- _TASK ITEM_
Pictures are to be left out, and the rest of the records reproduced exactly.

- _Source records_

-.-.-

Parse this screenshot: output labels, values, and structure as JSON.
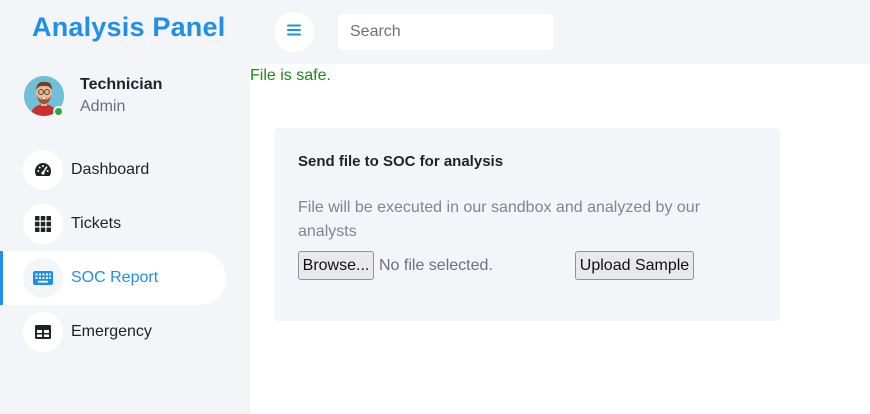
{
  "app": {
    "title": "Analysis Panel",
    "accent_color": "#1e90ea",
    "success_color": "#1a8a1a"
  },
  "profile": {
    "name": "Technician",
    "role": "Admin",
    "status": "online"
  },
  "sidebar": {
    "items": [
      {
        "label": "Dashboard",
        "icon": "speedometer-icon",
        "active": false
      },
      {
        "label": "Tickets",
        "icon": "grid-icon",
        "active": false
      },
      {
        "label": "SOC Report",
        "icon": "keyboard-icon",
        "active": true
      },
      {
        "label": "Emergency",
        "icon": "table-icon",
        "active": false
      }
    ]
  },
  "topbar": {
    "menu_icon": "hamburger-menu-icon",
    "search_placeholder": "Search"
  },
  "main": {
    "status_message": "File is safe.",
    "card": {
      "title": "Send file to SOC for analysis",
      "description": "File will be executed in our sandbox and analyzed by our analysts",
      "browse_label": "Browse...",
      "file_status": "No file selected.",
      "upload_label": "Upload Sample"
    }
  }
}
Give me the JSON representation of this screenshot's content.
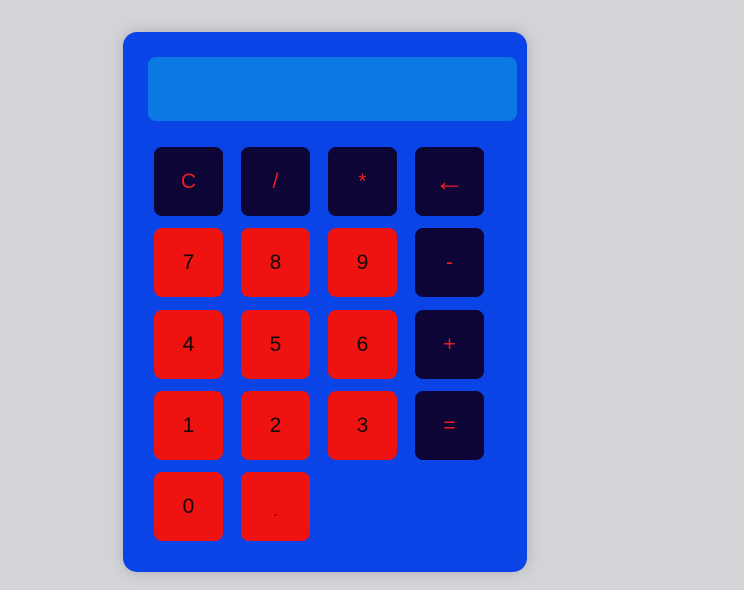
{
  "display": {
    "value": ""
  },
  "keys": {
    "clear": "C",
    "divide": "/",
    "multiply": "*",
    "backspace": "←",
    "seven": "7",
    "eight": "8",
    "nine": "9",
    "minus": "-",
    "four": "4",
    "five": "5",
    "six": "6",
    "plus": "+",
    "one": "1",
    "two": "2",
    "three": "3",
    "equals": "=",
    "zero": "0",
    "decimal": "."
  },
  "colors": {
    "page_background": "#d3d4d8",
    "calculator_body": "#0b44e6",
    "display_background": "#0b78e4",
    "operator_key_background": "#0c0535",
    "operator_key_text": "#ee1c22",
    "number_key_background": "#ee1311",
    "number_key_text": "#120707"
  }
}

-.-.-

- _SOLUTION_
Parse this screenshot: output labels, values, and structure as JSON.
{
  "app": {
    "title": "Analysis Panel",
    "accent_color": "#1e90ea",
    "success_color": "#1a8a1a"
  },
  "profile": {
    "name": "Technician",
    "role": "Admin",
    "status": "online"
  },
  "sidebar": {
    "items": [
      {
        "label": "Dashboard",
        "icon": "speedometer-icon",
        "active": false
      },
      {
        "label": "Tickets",
        "icon": "grid-icon",
        "active": false
      },
      {
        "label": "SOC Report",
        "icon": "keyboard-icon",
        "active": true
      },
      {
        "label": "Emergency",
        "icon": "table-icon",
        "active": false
      }
    ]
  },
  "topbar": {
    "menu_icon": "hamburger-menu-icon",
    "search_placeholder": "Search"
  },
  "main": {
    "status_message": "File is safe.",
    "card": {
      "title": "Send file to SOC for analysis",
      "description": "File will be executed in our sandbox and analyzed by our analysts",
      "browse_label": "Browse...",
      "file_status": "No file selected.",
      "upload_label": "Upload Sample"
    }
  }
}
Give me the JSON representation of this screenshot's content.
{
  "display": {
    "value": ""
  },
  "keys": {
    "clear": "C",
    "divide": "/",
    "multiply": "*",
    "backspace": "←",
    "seven": "7",
    "eight": "8",
    "nine": "9",
    "minus": "-",
    "four": "4",
    "five": "5",
    "six": "6",
    "plus": "+",
    "one": "1",
    "two": "2",
    "three": "3",
    "equals": "=",
    "zero": "0",
    "decimal": "."
  },
  "colors": {
    "page_background": "#d3d4d8",
    "calculator_body": "#0b44e6",
    "display_background": "#0b78e4",
    "operator_key_background": "#0c0535",
    "operator_key_text": "#ee1c22",
    "number_key_background": "#ee1311",
    "number_key_text": "#120707"
  }
}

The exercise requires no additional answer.